2. Rejoice in New Growth.

What is more positive than the physical manifestation of growth? New leaves sprout, flower shoots emerge, the plant gets taller and wider. When you are mindful of your plant, you’ll discover little changes that let you know that things are going well—your plant is thriving! What an amazing feeling it is to nurture something and have it respond.

Mindfulness exercise:

Look for signs of new growth in your plants once a week; observe how your plant develops new leaves. Each plant has its own artful way of producing new growth. New prayer plant leaves emerge from the stem in a loose roll that elegantly unfurls. Spider plants produce baby plants at the end of long tendrils that can be plucked off and planted.

3. Breathe Deeply.

Did you know that houseplants clean the air? Sitting in the general proximity of houseplants means that you will benefit from their air cleansing talents. A NASA study shows that houseplants remove small amounts of toxins and indoor pollutants, such as benzene, formaldehyde, trichloroethylene, xylene, toluene, and ammonia, from the air.

Mindfulness exercise:

Practice deep-breathing exercises in a room with houseplants.

4. Engage with Nature.

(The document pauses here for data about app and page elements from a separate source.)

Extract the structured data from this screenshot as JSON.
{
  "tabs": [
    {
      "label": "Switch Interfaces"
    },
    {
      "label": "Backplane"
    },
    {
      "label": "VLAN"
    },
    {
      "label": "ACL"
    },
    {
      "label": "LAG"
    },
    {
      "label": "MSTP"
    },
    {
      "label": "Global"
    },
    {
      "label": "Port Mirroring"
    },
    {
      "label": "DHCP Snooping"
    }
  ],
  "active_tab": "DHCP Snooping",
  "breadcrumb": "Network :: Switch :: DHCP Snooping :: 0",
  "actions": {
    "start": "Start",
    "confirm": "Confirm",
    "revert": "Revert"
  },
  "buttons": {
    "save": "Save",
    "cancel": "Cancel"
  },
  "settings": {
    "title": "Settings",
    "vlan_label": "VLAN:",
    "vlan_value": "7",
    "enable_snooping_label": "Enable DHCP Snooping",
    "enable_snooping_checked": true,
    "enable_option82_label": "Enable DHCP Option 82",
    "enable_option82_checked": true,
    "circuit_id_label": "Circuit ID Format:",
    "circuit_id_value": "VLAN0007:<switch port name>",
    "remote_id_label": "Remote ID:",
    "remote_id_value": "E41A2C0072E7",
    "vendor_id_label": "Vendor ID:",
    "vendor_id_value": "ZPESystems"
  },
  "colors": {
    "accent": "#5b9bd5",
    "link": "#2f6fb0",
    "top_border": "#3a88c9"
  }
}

When you share your living spaces with plants, you bring the beautiful and diverse outside world into your home. You can engage with the glories of nature on a personal level in every room. Plants help remind you of different eco-systems on earth. And thanks to the adaptability of houseplants, you can recreate those environments. In fact, you can create plant groupings that remind you memorable trips and locations: a bowl of cacti or an earth star in gravel evokes a desert landscape, a terrarium of ferns and mosses recalls the soft verdant floor of a forest in the Pacific Northwest, and a hanging tangle of pothos or philodendron feels like a jungle hike in Costa Rica.

Mindfulness exercise:

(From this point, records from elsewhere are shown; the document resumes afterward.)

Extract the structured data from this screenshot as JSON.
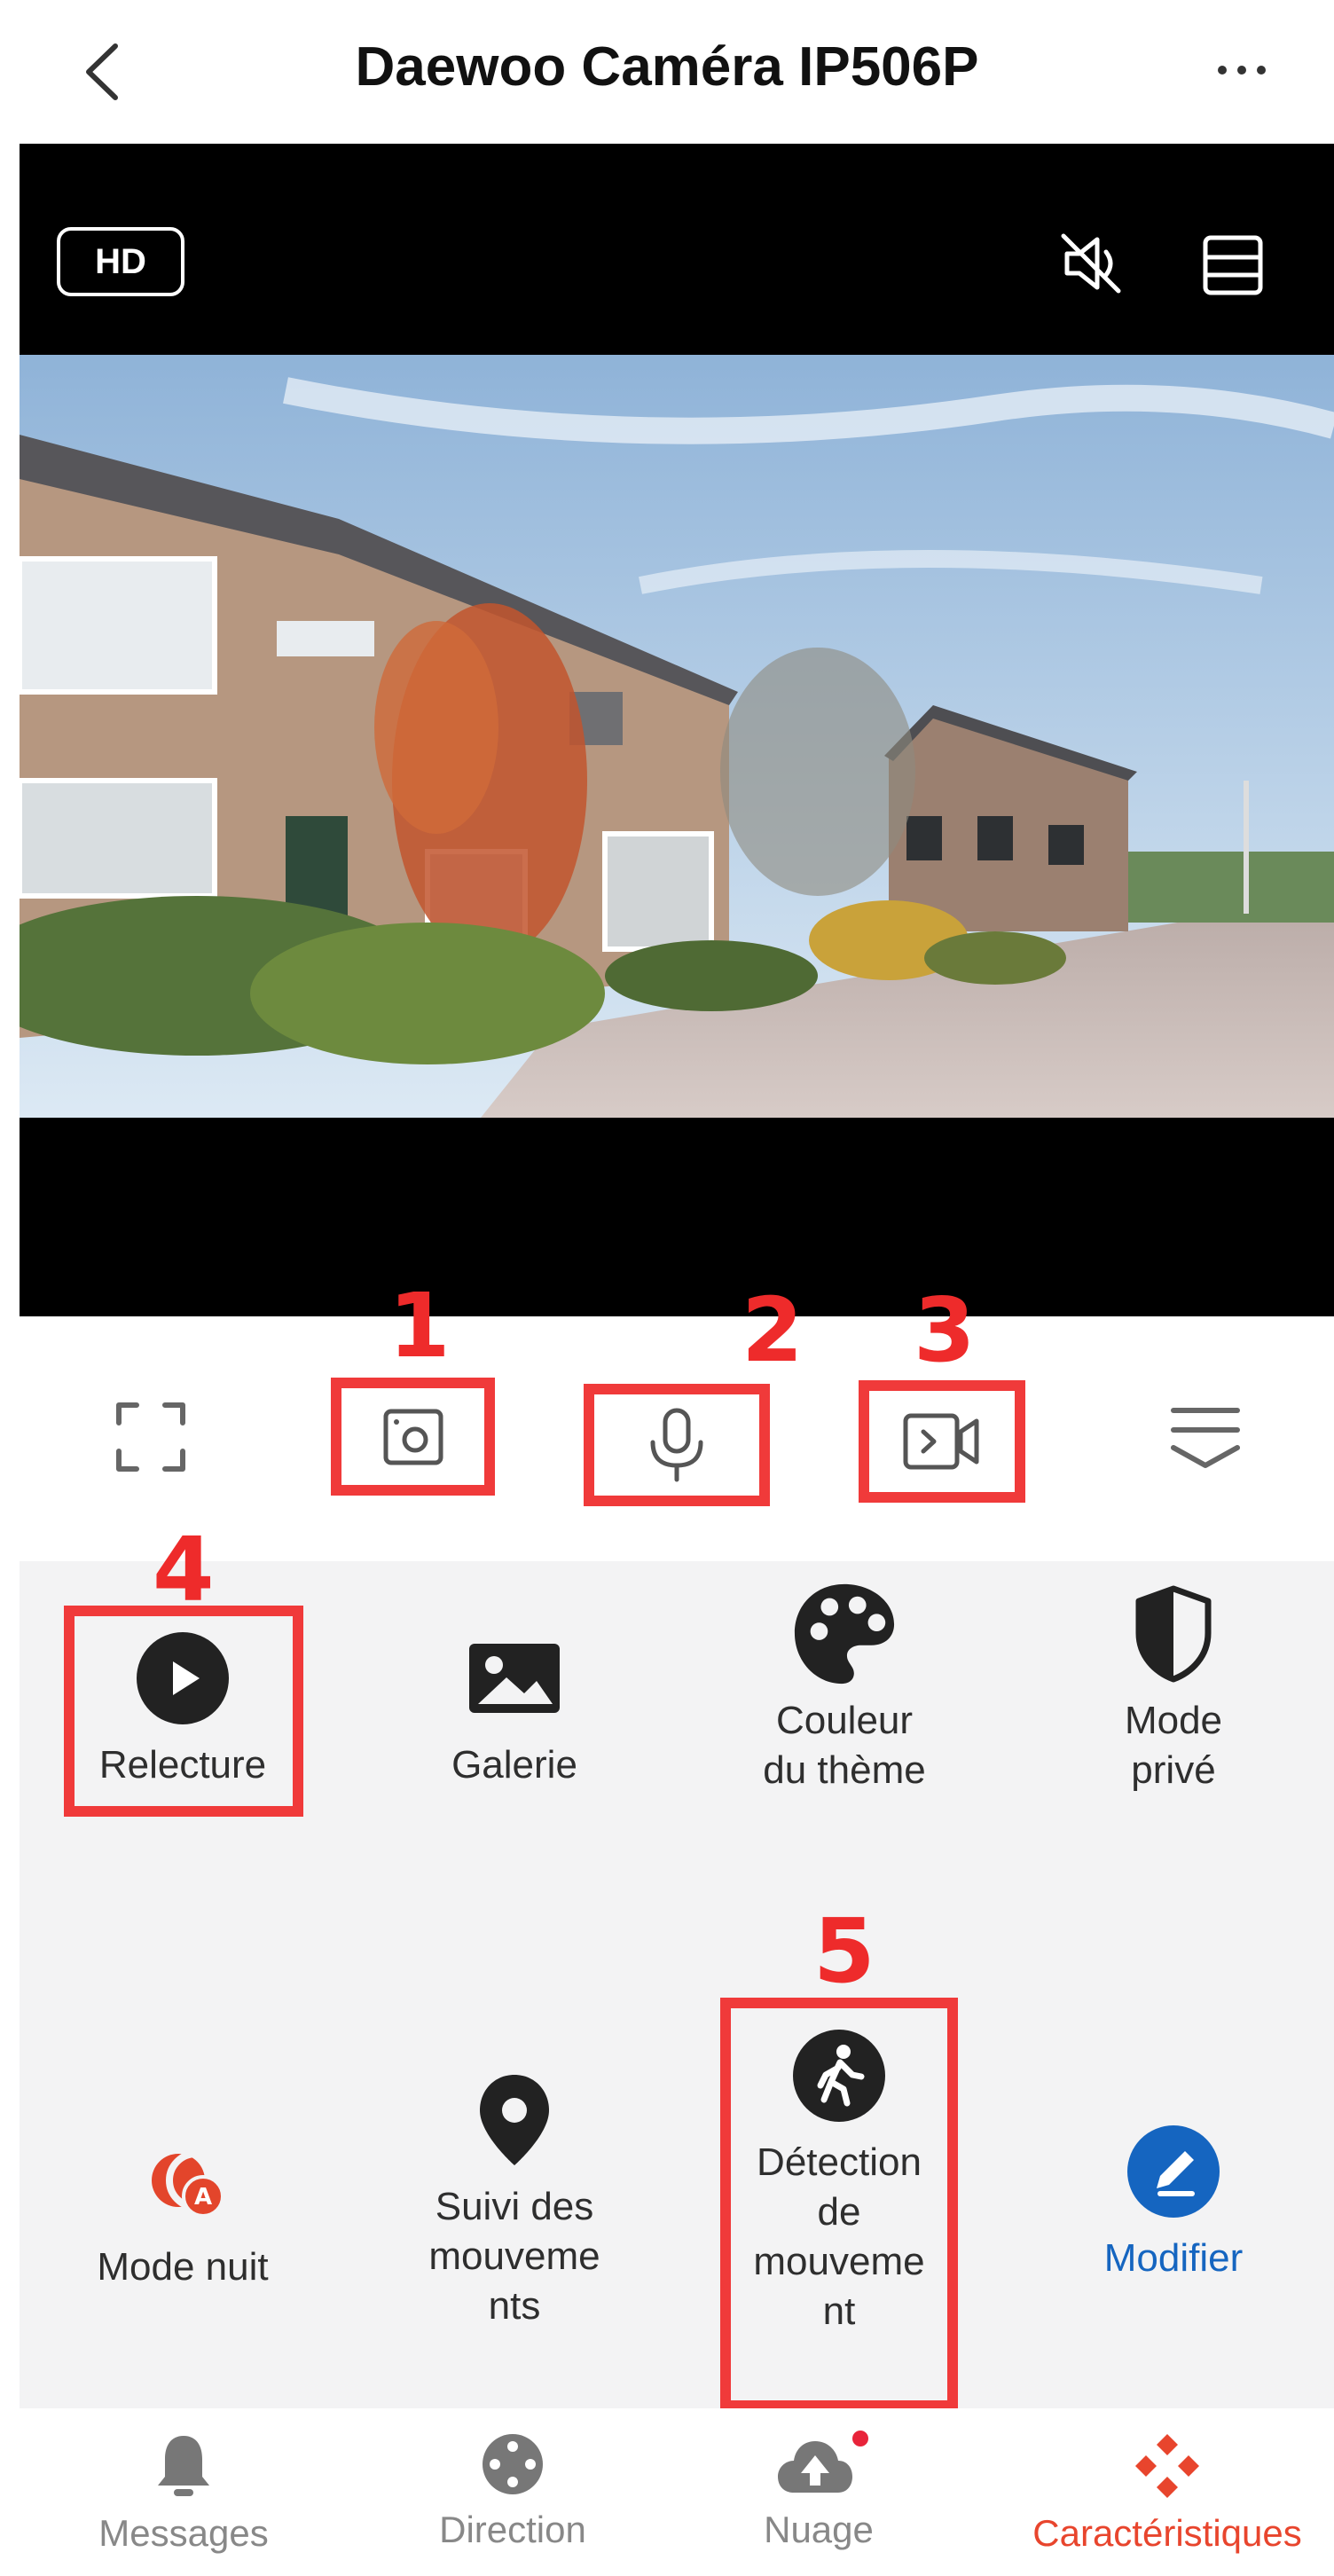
{
  "header": {
    "title": "Daewoo Caméra IP506P",
    "back_icon": "chevron-left-icon",
    "more_icon": "more-horizontal-icon"
  },
  "video": {
    "quality_label": "HD",
    "mute_icon": "speaker-muted-icon",
    "layout_icon": "split-view-icon"
  },
  "controls": {
    "fullscreen_icon": "fullscreen-icon",
    "snapshot_icon": "camera-snapshot-icon",
    "microphone_icon": "microphone-icon",
    "record_icon": "video-record-icon",
    "collapse_icon": "collapse-panel-icon"
  },
  "annotations": {
    "n1": "1",
    "n2": "2",
    "n3": "3",
    "n4": "4",
    "n5": "5"
  },
  "features": {
    "playback": {
      "label": "Relecture",
      "icon": "play-circle-icon"
    },
    "gallery": {
      "label": "Galerie",
      "icon": "image-icon"
    },
    "theme": {
      "label_line1": "Couleur",
      "label_line2": "du thème",
      "icon": "palette-icon"
    },
    "privacy": {
      "label_line1": "Mode",
      "label_line2": "privé",
      "icon": "shield-icon"
    },
    "night": {
      "label": "Mode nuit",
      "icon": "night-mode-icon",
      "badge": "A"
    },
    "tracking": {
      "label_line1": "Suivi des",
      "label_line2": "mouveme",
      "label_line3": "nts",
      "icon": "location-pin-icon"
    },
    "motion": {
      "label_line1": "Détection",
      "label_line2": "de",
      "label_line3": "mouveme",
      "label_line4": "nt",
      "icon": "walking-person-icon"
    },
    "edit": {
      "label": "Modifier",
      "icon": "pencil-icon"
    }
  },
  "bottom_nav": {
    "messages": {
      "label": "Messages",
      "icon": "bell-icon"
    },
    "direction": {
      "label": "Direction",
      "icon": "joystick-icon"
    },
    "cloud": {
      "label": "Nuage",
      "icon": "cloud-upload-icon",
      "has_notification": true
    },
    "features": {
      "label": "Caractéristiques",
      "icon": "features-icon",
      "active": true
    }
  },
  "colors": {
    "accent_red": "#ee2b2b",
    "nav_active": "#e8452d",
    "edit_blue": "#1565c0",
    "panel_bg": "#f3f3f4"
  }
}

Research where your plant comes from (for example, Norfolk Island Pines are originally from the Norfolk Island, a small island 900 miles east of Brisbane, Australia). Reflect on the journey this plant species has made to share the indoor spaces of your home.

5. Connect with Another Living Thing.

Being mindful also means embracing relationships to other living things. Maybe you work long hours. Perhaps you travel 5 days a week. Sometimes you aren’t home long enough to own a cat or dog. Or even a goldfish. But that doesn’t mean you can’t surround yourself with life. A plant isn’t as demanding as a pet. All you must do is fulfill its basic needs (provide the right light and hydration) and you will be rewarded with a beautiful living thing. Adding plants to your living space helps you remember that you are a citizen of the world. Just one species hanging out with another species. It’s a nice feeling to walk into your home and be greeted by the spiky “welcome home” from a snake plantor a “how-was-your-day?” from amajesty palm.

Mindfulness exercise:

Relish the small acts of caring for your plant: watering, feeding, dusting leaves.

6. Discover Enjoyment in Doing Nothing.

In the teachings of Tao, learning wuwei, or doing nothing, is an important way to achieve a sense of balance. After you have provided everything you need to grow a plant (the right light, fertilizer when needed, water when the soil is dry, humidity if the species requires it), then everything else you do with your plant is the concept of wuwei—doing nothing but allowing the plant to exist, thrive, grow—all without your help.

Mindfulness exercise:

Take a moment every day to slow down and enjoy the moment of having a plant. Then admire your plant’s ability to carry on in the world without your constant assistance.